> **TASK REQUIREMENTS**
Among the records below, which lines contain the string "code"? Report them.

> **DATASET ENTRIES**
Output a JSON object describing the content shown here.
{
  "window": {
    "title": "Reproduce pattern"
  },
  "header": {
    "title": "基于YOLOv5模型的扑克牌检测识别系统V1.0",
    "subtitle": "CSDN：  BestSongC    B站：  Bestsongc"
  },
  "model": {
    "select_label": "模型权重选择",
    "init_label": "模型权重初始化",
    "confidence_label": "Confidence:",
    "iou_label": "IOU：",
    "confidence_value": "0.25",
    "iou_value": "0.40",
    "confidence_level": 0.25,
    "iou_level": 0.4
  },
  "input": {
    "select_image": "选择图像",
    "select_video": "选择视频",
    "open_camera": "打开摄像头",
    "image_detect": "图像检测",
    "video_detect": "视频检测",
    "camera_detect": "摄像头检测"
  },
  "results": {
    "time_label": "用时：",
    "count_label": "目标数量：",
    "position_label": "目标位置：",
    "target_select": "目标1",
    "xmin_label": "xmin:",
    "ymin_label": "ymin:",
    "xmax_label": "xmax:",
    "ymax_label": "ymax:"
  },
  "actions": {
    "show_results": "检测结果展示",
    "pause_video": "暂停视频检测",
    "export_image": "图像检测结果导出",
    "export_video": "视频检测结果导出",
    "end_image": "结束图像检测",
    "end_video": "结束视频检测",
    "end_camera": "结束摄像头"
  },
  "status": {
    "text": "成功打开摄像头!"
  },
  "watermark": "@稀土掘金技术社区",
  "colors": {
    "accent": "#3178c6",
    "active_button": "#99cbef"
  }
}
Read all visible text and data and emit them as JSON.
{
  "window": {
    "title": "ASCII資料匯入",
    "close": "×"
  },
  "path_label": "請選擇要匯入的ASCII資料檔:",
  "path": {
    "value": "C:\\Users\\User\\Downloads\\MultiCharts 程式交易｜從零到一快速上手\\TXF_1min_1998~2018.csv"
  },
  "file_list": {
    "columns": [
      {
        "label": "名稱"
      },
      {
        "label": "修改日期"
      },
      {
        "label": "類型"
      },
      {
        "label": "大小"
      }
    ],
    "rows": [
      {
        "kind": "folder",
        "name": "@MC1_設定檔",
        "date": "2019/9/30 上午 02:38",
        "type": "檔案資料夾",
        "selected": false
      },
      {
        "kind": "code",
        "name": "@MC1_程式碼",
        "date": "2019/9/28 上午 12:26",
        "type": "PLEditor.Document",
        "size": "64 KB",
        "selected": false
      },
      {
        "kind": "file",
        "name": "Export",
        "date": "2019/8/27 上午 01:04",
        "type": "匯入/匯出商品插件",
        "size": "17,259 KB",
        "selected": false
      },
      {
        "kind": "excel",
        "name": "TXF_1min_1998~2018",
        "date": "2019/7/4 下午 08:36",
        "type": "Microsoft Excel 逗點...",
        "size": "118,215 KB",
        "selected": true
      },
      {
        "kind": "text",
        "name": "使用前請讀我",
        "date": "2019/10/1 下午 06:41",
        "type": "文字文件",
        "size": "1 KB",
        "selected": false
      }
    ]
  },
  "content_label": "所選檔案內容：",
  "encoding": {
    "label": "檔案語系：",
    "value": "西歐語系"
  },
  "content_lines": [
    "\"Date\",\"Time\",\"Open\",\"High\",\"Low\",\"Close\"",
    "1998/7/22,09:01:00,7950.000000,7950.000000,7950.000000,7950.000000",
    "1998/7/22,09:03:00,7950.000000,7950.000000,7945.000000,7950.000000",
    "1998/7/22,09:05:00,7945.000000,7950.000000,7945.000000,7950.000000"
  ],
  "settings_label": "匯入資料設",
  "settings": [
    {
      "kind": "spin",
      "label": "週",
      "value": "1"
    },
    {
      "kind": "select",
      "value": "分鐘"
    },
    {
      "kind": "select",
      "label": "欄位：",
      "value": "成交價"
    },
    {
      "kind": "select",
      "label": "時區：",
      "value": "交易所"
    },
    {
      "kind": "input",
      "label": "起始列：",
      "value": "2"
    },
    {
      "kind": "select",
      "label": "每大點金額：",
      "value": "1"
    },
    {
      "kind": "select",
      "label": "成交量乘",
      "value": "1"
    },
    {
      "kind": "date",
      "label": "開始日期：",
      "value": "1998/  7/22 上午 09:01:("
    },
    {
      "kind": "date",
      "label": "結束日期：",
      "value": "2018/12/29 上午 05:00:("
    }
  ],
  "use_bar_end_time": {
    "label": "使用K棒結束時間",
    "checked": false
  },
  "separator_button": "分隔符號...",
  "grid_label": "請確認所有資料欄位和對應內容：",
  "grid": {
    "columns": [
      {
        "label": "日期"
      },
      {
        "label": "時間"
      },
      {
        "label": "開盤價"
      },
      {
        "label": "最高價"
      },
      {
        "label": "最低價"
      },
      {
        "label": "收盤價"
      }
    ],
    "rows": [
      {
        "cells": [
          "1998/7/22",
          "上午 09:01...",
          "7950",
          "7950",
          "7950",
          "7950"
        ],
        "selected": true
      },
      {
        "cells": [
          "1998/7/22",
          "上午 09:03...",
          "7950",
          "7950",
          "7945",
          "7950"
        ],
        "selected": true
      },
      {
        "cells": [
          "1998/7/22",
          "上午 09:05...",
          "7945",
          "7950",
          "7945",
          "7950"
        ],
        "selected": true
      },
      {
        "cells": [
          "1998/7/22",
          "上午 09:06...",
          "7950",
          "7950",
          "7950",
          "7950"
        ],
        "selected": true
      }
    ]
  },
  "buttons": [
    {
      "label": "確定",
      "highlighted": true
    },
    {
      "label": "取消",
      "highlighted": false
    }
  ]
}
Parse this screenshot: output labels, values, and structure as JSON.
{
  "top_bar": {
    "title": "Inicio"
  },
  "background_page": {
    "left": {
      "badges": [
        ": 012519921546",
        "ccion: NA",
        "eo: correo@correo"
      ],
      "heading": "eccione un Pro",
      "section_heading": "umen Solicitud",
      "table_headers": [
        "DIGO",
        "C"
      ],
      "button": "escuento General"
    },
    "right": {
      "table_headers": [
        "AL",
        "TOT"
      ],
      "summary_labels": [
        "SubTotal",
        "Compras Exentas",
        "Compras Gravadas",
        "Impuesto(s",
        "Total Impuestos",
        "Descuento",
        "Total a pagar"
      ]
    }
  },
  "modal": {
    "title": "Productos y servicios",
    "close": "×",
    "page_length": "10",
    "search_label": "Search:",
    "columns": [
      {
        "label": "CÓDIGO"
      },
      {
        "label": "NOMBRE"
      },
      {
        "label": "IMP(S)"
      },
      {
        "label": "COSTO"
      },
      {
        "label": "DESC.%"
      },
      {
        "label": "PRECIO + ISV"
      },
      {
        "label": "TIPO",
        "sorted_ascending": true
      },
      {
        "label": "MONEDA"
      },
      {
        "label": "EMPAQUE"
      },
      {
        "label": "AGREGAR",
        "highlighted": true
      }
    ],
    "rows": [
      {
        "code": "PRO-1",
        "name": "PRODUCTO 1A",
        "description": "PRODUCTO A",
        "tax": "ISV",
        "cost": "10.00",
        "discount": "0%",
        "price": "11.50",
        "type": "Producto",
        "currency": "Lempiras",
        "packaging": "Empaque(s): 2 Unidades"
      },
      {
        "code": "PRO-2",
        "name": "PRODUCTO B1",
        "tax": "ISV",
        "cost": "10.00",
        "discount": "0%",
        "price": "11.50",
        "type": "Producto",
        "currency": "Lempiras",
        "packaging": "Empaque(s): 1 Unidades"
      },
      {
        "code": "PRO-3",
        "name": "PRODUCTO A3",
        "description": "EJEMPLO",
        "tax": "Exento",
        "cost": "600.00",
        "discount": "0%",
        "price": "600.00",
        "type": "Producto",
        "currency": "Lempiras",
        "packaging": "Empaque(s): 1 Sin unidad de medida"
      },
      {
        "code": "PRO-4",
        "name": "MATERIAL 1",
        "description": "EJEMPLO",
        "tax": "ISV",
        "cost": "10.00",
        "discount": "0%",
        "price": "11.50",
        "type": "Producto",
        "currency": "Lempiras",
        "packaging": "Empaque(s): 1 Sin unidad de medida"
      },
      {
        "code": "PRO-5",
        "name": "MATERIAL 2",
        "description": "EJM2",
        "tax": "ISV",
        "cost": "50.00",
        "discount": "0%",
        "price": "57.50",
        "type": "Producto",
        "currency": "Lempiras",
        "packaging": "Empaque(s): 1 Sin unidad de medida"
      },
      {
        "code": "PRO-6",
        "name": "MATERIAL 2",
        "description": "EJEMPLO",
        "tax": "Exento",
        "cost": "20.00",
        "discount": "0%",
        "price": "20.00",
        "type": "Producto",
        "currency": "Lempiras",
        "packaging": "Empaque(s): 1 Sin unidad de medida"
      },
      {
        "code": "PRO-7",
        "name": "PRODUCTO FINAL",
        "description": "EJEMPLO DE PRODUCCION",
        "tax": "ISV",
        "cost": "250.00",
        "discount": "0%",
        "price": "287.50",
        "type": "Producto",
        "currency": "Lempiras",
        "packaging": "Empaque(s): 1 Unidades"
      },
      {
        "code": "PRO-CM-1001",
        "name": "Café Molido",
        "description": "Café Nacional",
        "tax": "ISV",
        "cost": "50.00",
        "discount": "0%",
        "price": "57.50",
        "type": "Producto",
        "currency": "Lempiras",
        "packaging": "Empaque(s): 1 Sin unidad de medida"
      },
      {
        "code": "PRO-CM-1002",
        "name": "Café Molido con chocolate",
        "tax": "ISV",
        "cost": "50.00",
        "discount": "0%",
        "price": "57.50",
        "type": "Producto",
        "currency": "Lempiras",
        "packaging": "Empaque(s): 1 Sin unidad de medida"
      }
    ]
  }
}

> **ANSWER TO THE PROBLEM**
        "kind": "code",
        "code": "PRO-1",
        "code": "PRO-2",
        "code": "PRO-3",
        "code": "PRO-4",
        "code": "PRO-5",
        "code": "PRO-6",
        "code": "PRO-7",
        "code": "PRO-CM-1001",
        "code": "PRO-CM-1002",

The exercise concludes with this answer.